Judge Lassiter awarded Prudencio-Arias attorney fees and said the University should meet her medical needs with a job that suits her. Her lawyer told the N&O that she will be seeking $160,000 in damages for lost personal leave, depression and emotional stress.

The ruling now goes in front of the State Personnel Commission, which will make a final ruling.

Another T.W.O Cents Response to: "A Letter to Deems May"

This T.W.O. Cents column is in response to “A Letter to Deems May.”

Dear Dr. Harmon:

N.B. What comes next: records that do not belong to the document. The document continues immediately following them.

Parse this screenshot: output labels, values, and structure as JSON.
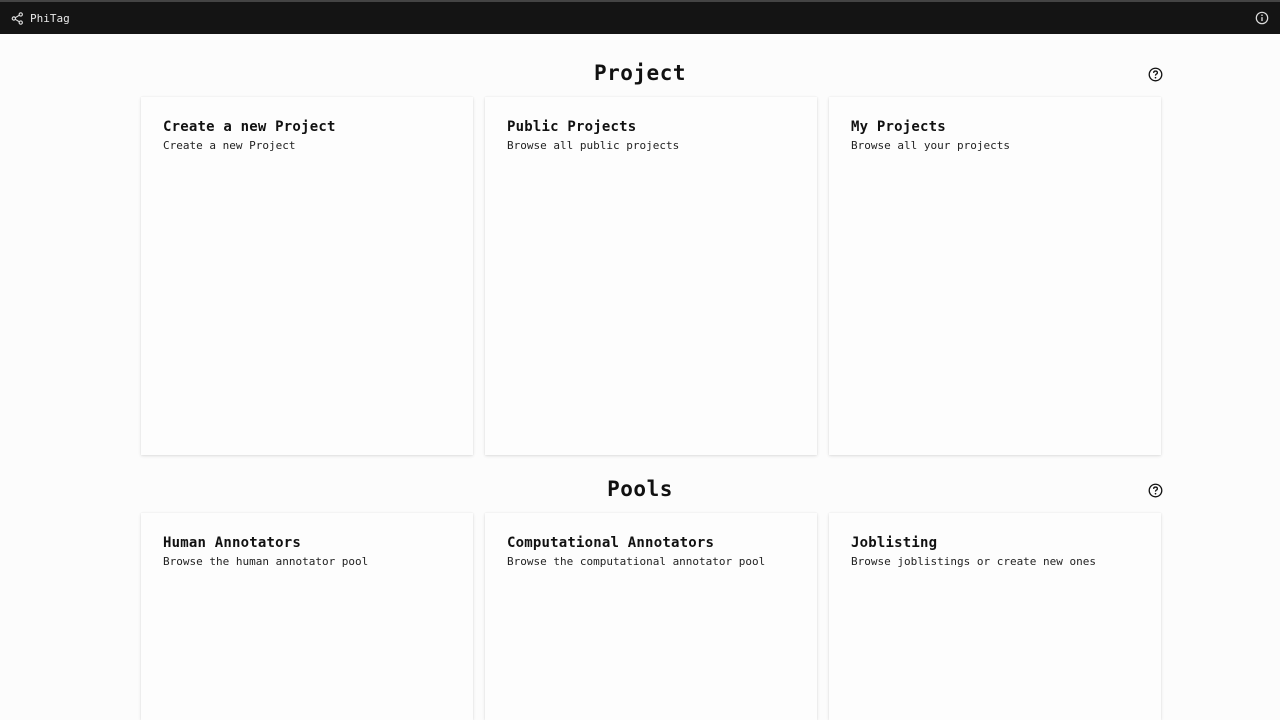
{
  "app": {
    "name": "PhiTag"
  },
  "sections": {
    "project": {
      "title": "Project",
      "cards": [
        {
          "title": "Create a new Project",
          "description": "Create a new Project"
        },
        {
          "title": "Public Projects",
          "description": "Browse all public projects"
        },
        {
          "title": "My Projects",
          "description": "Browse all your projects"
        }
      ]
    },
    "pools": {
      "title": "Pools",
      "cards": [
        {
          "title": "Human Annotators",
          "description": "Browse the human annotator pool"
        },
        {
          "title": "Computational Annotators",
          "description": "Browse the computational annotator pool"
        },
        {
          "title": "Joblisting",
          "description": "Browse joblistings or create new ones"
        }
      ]
    }
  },
  "icons": {
    "brand": "share-nodes-icon",
    "info": "info-circle-icon",
    "help": "question-circle-icon"
  }
}
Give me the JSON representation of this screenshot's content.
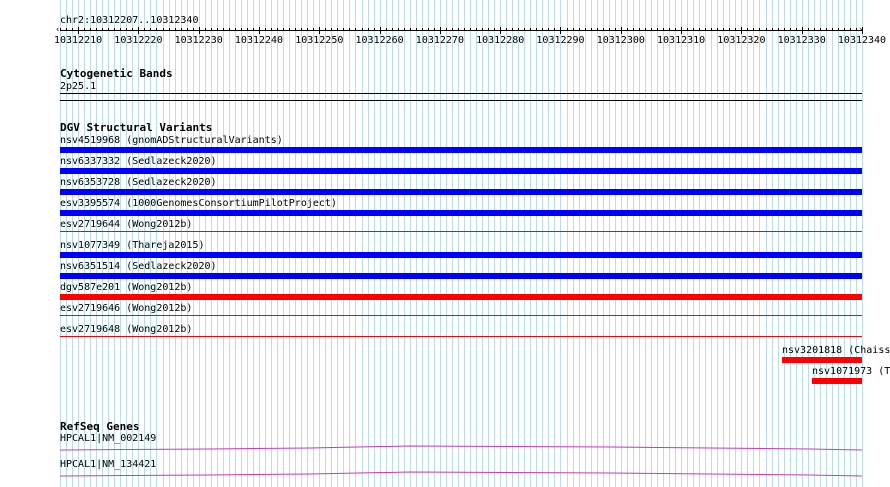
{
  "location": "chr2:10312207..10312340",
  "ruler": {
    "start": 10312207,
    "end": 10312340,
    "labels": [
      "10312210",
      "10312220",
      "10312230",
      "10312240",
      "10312250",
      "10312260",
      "10312270",
      "10312280",
      "10312290",
      "10312300",
      "10312310",
      "10312320",
      "10312330",
      "10312340"
    ]
  },
  "tracks": {
    "cytoband": {
      "title": "Cytogenetic Bands",
      "band": "2p25.1"
    },
    "dgv": {
      "title": "DGV Structural Variants",
      "full_width": [
        {
          "label": "nsv4519968 (gnomADStructuralVariants)",
          "color": "#0000ff"
        },
        {
          "label": "nsv6337332 (Sedlazeck2020)",
          "color": "#0000ff"
        },
        {
          "label": "nsv6353728 (Sedlazeck2020)",
          "color": "#0000ff"
        },
        {
          "label": "esv3395574 (1000GenomesConsortiumPilotProject)",
          "color": "#0000ff"
        },
        {
          "label": "esv2719644 (Wong2012b)",
          "color": "#ff0000"
        },
        {
          "label": "nsv1077349 (Thareja2015)",
          "color": "#0000ff"
        },
        {
          "label": "nsv6351514 (Sedlazeck2020)",
          "color": "#0000ff"
        },
        {
          "label": "dgv587e201 (Wong2012b)",
          "color": "#ff0000"
        },
        {
          "label": "esv2719646 (Wong2012b)",
          "color": "#ff0000"
        },
        {
          "label": "esv2719648 (Wong2012b)",
          "color": "#ff0000"
        }
      ],
      "partial": [
        {
          "label": "nsv3201818 (Chaiss",
          "color": "#ff0000"
        },
        {
          "label": "nsv1071973 (T",
          "color": "#ff0000"
        }
      ]
    },
    "refseq": {
      "title": "RefSeq Genes",
      "genes": [
        {
          "label": "HPCAL1|NM_002149",
          "color": "#cc33cc"
        },
        {
          "label": "HPCAL1|NM_134421",
          "color": "#cc33cc"
        }
      ]
    }
  }
}
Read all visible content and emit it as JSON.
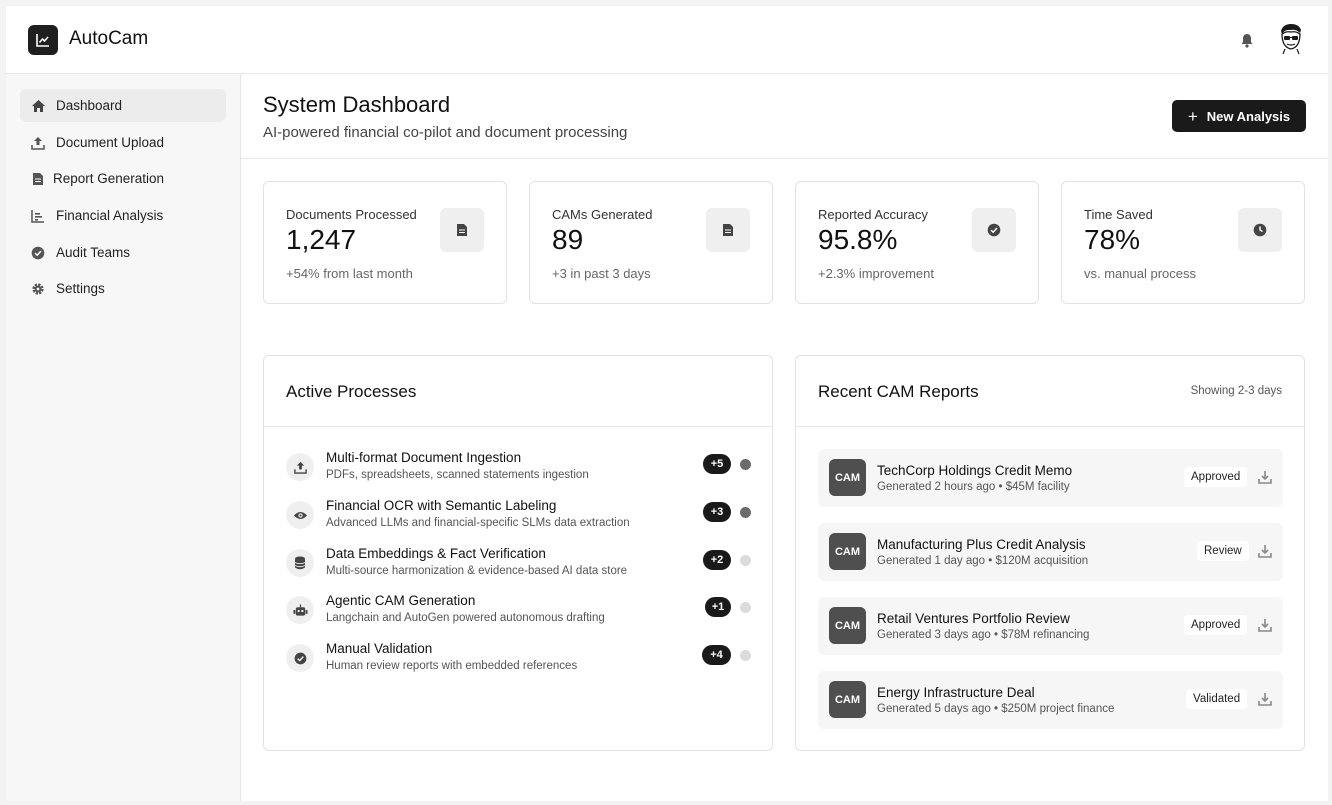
{
  "app": {
    "title": "AutoCam"
  },
  "header": {
    "bell_icon": "bell-icon",
    "avatar_icon": "avatar-cartoon-face"
  },
  "sidebar": {
    "items": [
      {
        "label": "Dashboard",
        "icon": "home-icon",
        "active": true
      },
      {
        "label": "Document Upload",
        "icon": "upload-icon",
        "active": false
      },
      {
        "label": "Report Generation",
        "icon": "document-icon",
        "active": false
      },
      {
        "label": "Financial Analysis",
        "icon": "bar-chart-icon",
        "active": false
      },
      {
        "label": "Audit Teams",
        "icon": "check-circle-icon",
        "active": false
      },
      {
        "label": "Settings",
        "icon": "gear-icon",
        "active": false
      }
    ]
  },
  "page": {
    "title": "System Dashboard",
    "subtitle": "AI-powered financial co-pilot and document processing",
    "new_button": "New Analysis"
  },
  "stats": [
    {
      "label": "Documents Processed",
      "value": "1,247",
      "note": "+54% from last month",
      "icon": "document-icon"
    },
    {
      "label": "CAMs Generated",
      "value": "89",
      "note": "+3 in past 3 days",
      "icon": "document-icon"
    },
    {
      "label": "Reported Accuracy",
      "value": "95.8%",
      "note": "+2.3% improvement",
      "icon": "check-circle-icon"
    },
    {
      "label": "Time Saved",
      "value": "78%",
      "note": "vs. manual process",
      "icon": "clock-icon"
    }
  ],
  "processes": {
    "title": "Active Processes",
    "items": [
      {
        "title": "Multi-format Document Ingestion",
        "desc": "PDFs, spreadsheets, scanned statements ingestion",
        "badge": "+5",
        "icon": "upload-icon",
        "dot": "#6b6b6b"
      },
      {
        "title": "Financial OCR with Semantic Labeling",
        "desc": "Advanced LLMs and financial-specific SLMs data extraction",
        "badge": "+3",
        "icon": "eye-icon",
        "dot": "#6b6b6b"
      },
      {
        "title": "Data Embeddings & Fact Verification",
        "desc": "Multi-source harmonization & evidence-based AI data store",
        "badge": "+2",
        "icon": "database-icon",
        "dot": "#dcdcdc"
      },
      {
        "title": "Agentic CAM Generation",
        "desc": "Langchain and AutoGen powered autonomous drafting",
        "badge": "+1",
        "icon": "robot-icon",
        "dot": "#dcdcdc"
      },
      {
        "title": "Manual Validation",
        "desc": "Human review reports with embedded references",
        "badge": "+4",
        "icon": "check-circle-icon",
        "dot": "#dcdcdc"
      }
    ]
  },
  "reports": {
    "title": "Recent CAM Reports",
    "meta": "Showing 2-3 days",
    "items": [
      {
        "tag": "CAM",
        "title": "TechCorp Holdings Credit Memo",
        "sub": "Generated 2 hours ago • $45M facility",
        "status": "Approved"
      },
      {
        "tag": "CAM",
        "title": "Manufacturing Plus Credit Analysis",
        "sub": "Generated 1 day ago • $120M acquisition",
        "status": "Review"
      },
      {
        "tag": "CAM",
        "title": "Retail Ventures Portfolio Review",
        "sub": "Generated 3 days ago • $78M refinancing",
        "status": "Approved"
      },
      {
        "tag": "CAM",
        "title": "Energy Infrastructure Deal",
        "sub": "Generated 5 days ago • $250M project finance",
        "status": "Validated"
      }
    ]
  },
  "colors": {
    "primary": "#1a1a1a",
    "sidebar_bg": "#f7f7f7",
    "border": "#e2e2e2",
    "dot_active": "#6b6b6b",
    "dot_idle": "#dcdcdc"
  }
}
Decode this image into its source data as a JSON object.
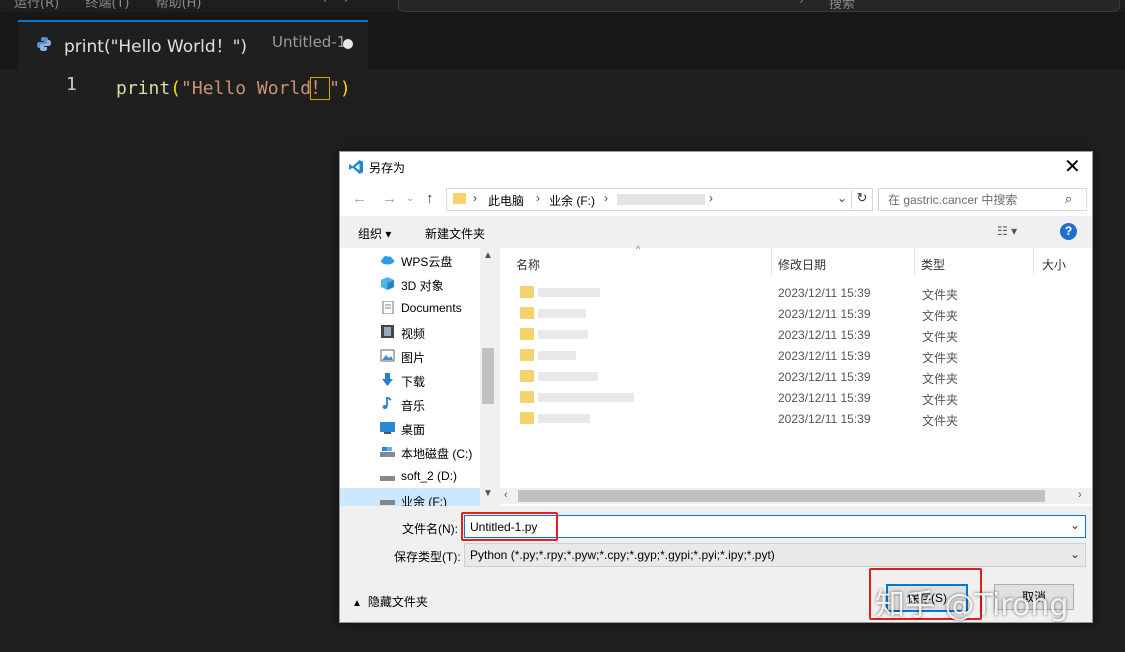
{
  "menubar": {
    "items": [
      "运行(R)",
      "终端(T)",
      "帮助(H)"
    ],
    "search_label": "搜索"
  },
  "tab": {
    "title": "print(\"Hello World！\")",
    "path": "Untitled-1"
  },
  "editor": {
    "line_number": "1",
    "fn": "print",
    "open": "(",
    "str1": "\"Hello World",
    "bang": "！",
    "str2": "\"",
    "close": ")"
  },
  "dialog": {
    "title": "另存为",
    "breadcrumb": [
      "此电脑",
      "业余 (F:)"
    ],
    "search_placeholder": "在 gastric.cancer 中搜索",
    "toolbar": {
      "organize": "组织 ▾",
      "new_folder": "新建文件夹"
    },
    "nav_items": [
      {
        "label": "WPS云盘",
        "icon": "cloud-icon"
      },
      {
        "label": "3D 对象",
        "icon": "cube-icon"
      },
      {
        "label": "Documents",
        "icon": "document-icon"
      },
      {
        "label": "视频",
        "icon": "video-icon"
      },
      {
        "label": "图片",
        "icon": "picture-icon"
      },
      {
        "label": "下载",
        "icon": "download-icon"
      },
      {
        "label": "音乐",
        "icon": "music-icon"
      },
      {
        "label": "桌面",
        "icon": "desktop-icon"
      },
      {
        "label": "本地磁盘 (C:)",
        "icon": "drive-icon"
      },
      {
        "label": "soft_2 (D:)",
        "icon": "drive-icon"
      },
      {
        "label": "业余 (F:)",
        "icon": "drive-icon"
      }
    ],
    "columns": {
      "name": "名称",
      "date": "修改日期",
      "type": "类型",
      "size": "大小"
    },
    "files": [
      {
        "date": "2023/12/11 15:39",
        "type": "文件夹"
      },
      {
        "date": "2023/12/11 15:39",
        "type": "文件夹"
      },
      {
        "date": "2023/12/11 15:39",
        "type": "文件夹"
      },
      {
        "date": "2023/12/11 15:39",
        "type": "文件夹"
      },
      {
        "date": "2023/12/11 15:39",
        "type": "文件夹"
      },
      {
        "date": "2023/12/11 15:39",
        "type": "文件夹"
      },
      {
        "date": "2023/12/11 15:39",
        "type": "文件夹"
      }
    ],
    "filename_label": "文件名(N):",
    "filename_value": "Untitled-1.py",
    "filetype_label": "保存类型(T):",
    "filetype_value": "Python (*.py;*.rpy;*.pyw;*.cpy;*.gyp;*.gypi;*.pyi;*.ipy;*.pyt)",
    "hide_folders": "隐藏文件夹",
    "save_button": "保存(S)",
    "cancel_button": "取消"
  },
  "watermark": "知乎 @Tirong",
  "colors": {
    "accent": "#0078d4",
    "highlight_box": "#e02020",
    "folder": "#f5d36c"
  }
}
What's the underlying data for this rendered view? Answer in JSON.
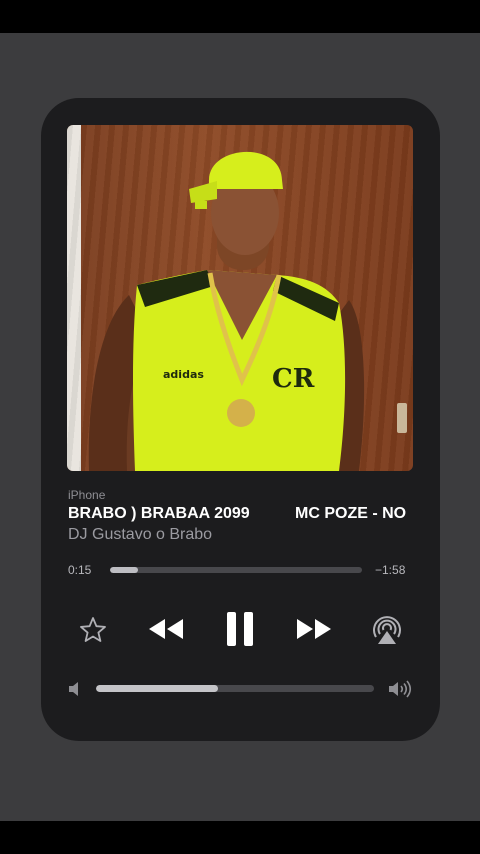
{
  "player": {
    "source": "iPhone",
    "title_part1": "BRABO ) BRABAA 2099",
    "title_part2": "MC POZE - NO",
    "artist": "DJ Gustavo o Brabo",
    "elapsed": "0:15",
    "remaining": "−1:58",
    "progress_fraction": 0.11,
    "volume_fraction": 0.44
  },
  "icons": {
    "favorite": "star-icon",
    "previous": "rewind-icon",
    "play_pause": "pause-icon",
    "next": "fast-forward-icon",
    "output": "airplay-icon",
    "volume_min": "speaker-low-icon",
    "volume_max": "speaker-high-icon"
  },
  "colors": {
    "card": "#1c1c1e",
    "backdrop": "#3c3c3e",
    "text_primary": "#ffffff",
    "text_secondary": "#9b9ba1",
    "track": "#48484c",
    "fill": "#bdbdc2"
  }
}
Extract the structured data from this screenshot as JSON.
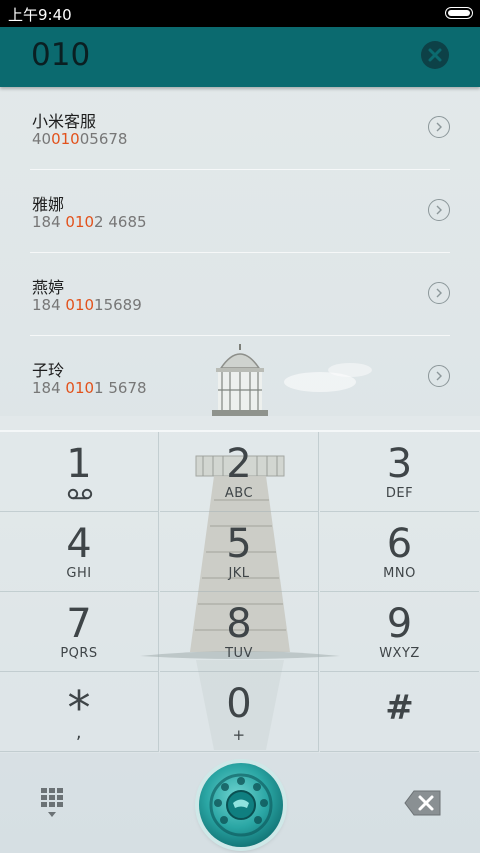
{
  "status_bar": {
    "time": "上午9:40"
  },
  "search": {
    "query": "010"
  },
  "contacts": [
    {
      "name": "小米客服",
      "number_pre": "40",
      "number_match": "010",
      "number_post": "05678"
    },
    {
      "name": "雅娜",
      "number_pre": "184 ",
      "number_match": "010",
      "number_post": "2 4685"
    },
    {
      "name": "燕婷",
      "number_pre": "184 ",
      "number_match": "010",
      "number_post": "15689"
    },
    {
      "name": "子玲",
      "number_pre": "184 ",
      "number_match": "010",
      "number_post": "1 5678"
    }
  ],
  "keypad": {
    "keys": [
      {
        "digit": "1",
        "letters": ""
      },
      {
        "digit": "2",
        "letters": "ABC"
      },
      {
        "digit": "3",
        "letters": "DEF"
      },
      {
        "digit": "4",
        "letters": "GHI"
      },
      {
        "digit": "5",
        "letters": "JKL"
      },
      {
        "digit": "6",
        "letters": "MNO"
      },
      {
        "digit": "7",
        "letters": "PQRS"
      },
      {
        "digit": "8",
        "letters": "TUV"
      },
      {
        "digit": "9",
        "letters": "WXYZ"
      },
      {
        "digit": "*",
        "letters": ","
      },
      {
        "digit": "0",
        "letters": "+"
      },
      {
        "digit": "#",
        "letters": ""
      }
    ]
  },
  "icons": {
    "voicemail": "voicemail-icon",
    "clear": "close-icon",
    "detail": "chevron-right-icon",
    "dialpad": "dialpad-icon",
    "call": "rotary-phone-icon",
    "backspace": "backspace-icon"
  },
  "colors": {
    "header": "#0b6a6f",
    "match_highlight": "#e2521c",
    "call_button": "#2aa6a4"
  }
}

You first make the argument that “Reasonable People” care about the University and not what Deems does or who he is. By making that argument that way, you assume that anyone that has a different point of view must not be reasonable. I assume that comes from the fact that you consider yourself a educated man and you are the brightest bulb in the room and anyone that thinks different from you must be un-reasonable. Your letter is filled with half truths which is typical when facts are not on your side of the argument.  
As far as defending Davis, why is there any reason to do so?  The NCAA has made no accusation as to any wrong doing and neither has Thorp or anybody at the University. In fact Thorp stated on numerous occasions that Davis did nothing wrong.  The recent expansion of the football facilities was in direct result of Coach Davis and the excitement of the program. The expansion was decided prior to Thorp becoming the Chancellor. One would assume from your statement that Thorp was a huge part of the expansion which is not the case.   
Unlike Davis, Thorp has actually committed a NCAA infraction. It is funny that Thorp oversaw the tutor program that produced Wiley and assuming you hold yourself to the same standard as you hold others namely Davis he should resign.     
“If Butch Davis were fired solely to de-emphasize football, he would surely have legal recourse.”  The university can, at anytime, make that decision and you can’t just go into court and require them to do so.  There is a reason that the University decided to buy out his contract and, my opinion, is a fire stop to keep from revealing the issues relating to the academic side of UNC.  A modern University has no method of finding out if the plagiarism that is found on college campuses nationwide is just one example.    
The last of your letter to Deems was concerning the point shaving scandal and involved only players and not Frank McGuire who you maligned. Coach McGuire left because of the de-emphasizing basketball and not fired or found out to be part of any wrongdoing.  He left on his own accord and went to coach in the NBA and college again later. There were the detractors to that policy from students and those in the community. Jesse Helms, at that time a commentator on WRAL-TV, asserted that the individuals involved, not commercialism and professionalism, had corrupted basketball, and “deficient educational policies” had contributed to the problem.
The same can be said of the same issues you are seeing today.   

John Hopkins